Cash-strapped American cities are exploring selling ad space on fire trucks, rescue vehicles and even manhole covers as a way to cut deficits.
Baltimore’s City Council last month passed a resolution instructing the city administration to explore selling ads on its fire tucks. Philadelphia pimps out its subway fare cards to ad McDonalds and AT&T even sponsors a station on the city’s Broad Street line.
Kentucky Fried Chicken gave money to cities in Indiana, Kentucky and Tennessee to fill potholes and replace fire hydrants and — in return — was able to stick its logo on manhole covers and hydrants.
Public schools offer billboards for ads at sports stadiums and some are even selling naming rights for football fields. School buses in some public districts now carry ad for pizza and junk food.
In Tyngsborough, Mass, the town government considered selling ad space on police cars but scrapped the idea but East St. Louis, Illinois, plastered ads on its cars years ago.

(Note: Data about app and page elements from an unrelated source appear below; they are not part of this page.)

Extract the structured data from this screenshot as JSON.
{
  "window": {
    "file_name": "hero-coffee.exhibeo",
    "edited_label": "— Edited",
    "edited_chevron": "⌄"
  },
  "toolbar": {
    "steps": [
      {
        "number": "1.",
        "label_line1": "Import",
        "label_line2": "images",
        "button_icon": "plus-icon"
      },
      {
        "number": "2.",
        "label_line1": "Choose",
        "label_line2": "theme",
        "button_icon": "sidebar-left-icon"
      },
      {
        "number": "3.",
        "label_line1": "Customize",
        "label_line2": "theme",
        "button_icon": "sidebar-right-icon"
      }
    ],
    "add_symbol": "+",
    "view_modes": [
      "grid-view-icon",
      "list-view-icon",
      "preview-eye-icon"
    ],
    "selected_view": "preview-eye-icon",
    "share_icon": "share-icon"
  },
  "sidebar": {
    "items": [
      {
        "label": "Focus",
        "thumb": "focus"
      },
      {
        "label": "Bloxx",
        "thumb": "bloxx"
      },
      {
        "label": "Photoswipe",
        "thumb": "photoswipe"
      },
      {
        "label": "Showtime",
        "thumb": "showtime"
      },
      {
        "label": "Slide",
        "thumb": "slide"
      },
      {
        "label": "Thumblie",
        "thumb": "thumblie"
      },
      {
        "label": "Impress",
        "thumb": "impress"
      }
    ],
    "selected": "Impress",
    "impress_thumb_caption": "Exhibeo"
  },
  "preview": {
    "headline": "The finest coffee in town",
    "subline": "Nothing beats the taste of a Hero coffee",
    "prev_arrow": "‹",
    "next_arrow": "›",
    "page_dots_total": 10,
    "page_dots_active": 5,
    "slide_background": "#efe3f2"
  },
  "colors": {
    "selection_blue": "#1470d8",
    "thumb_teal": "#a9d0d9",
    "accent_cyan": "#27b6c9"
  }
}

But rural sheriff’s departments have long sold ads on calendars that feature photos of the force and emergency phone numbers. In Littleton, CO, ran an “advertize with the good guys” program that raised money to buy new police cars with ads on fenders and trunks.